### What the task requires
From the entries that follow, extract each line holding the string "icon".

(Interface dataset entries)
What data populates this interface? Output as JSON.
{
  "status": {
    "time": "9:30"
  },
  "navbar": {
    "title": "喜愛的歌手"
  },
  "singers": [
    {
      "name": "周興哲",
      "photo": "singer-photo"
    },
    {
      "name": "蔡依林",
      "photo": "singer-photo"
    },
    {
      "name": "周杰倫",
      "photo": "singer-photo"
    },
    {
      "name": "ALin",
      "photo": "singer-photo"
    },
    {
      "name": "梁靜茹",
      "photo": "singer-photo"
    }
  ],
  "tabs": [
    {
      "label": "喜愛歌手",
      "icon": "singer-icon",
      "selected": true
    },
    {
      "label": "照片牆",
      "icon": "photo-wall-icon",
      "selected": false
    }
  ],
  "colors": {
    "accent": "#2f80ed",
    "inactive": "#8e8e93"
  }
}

### Answer for the task
      "icon": "singer-icon",
      "icon": "photo-wall-icon",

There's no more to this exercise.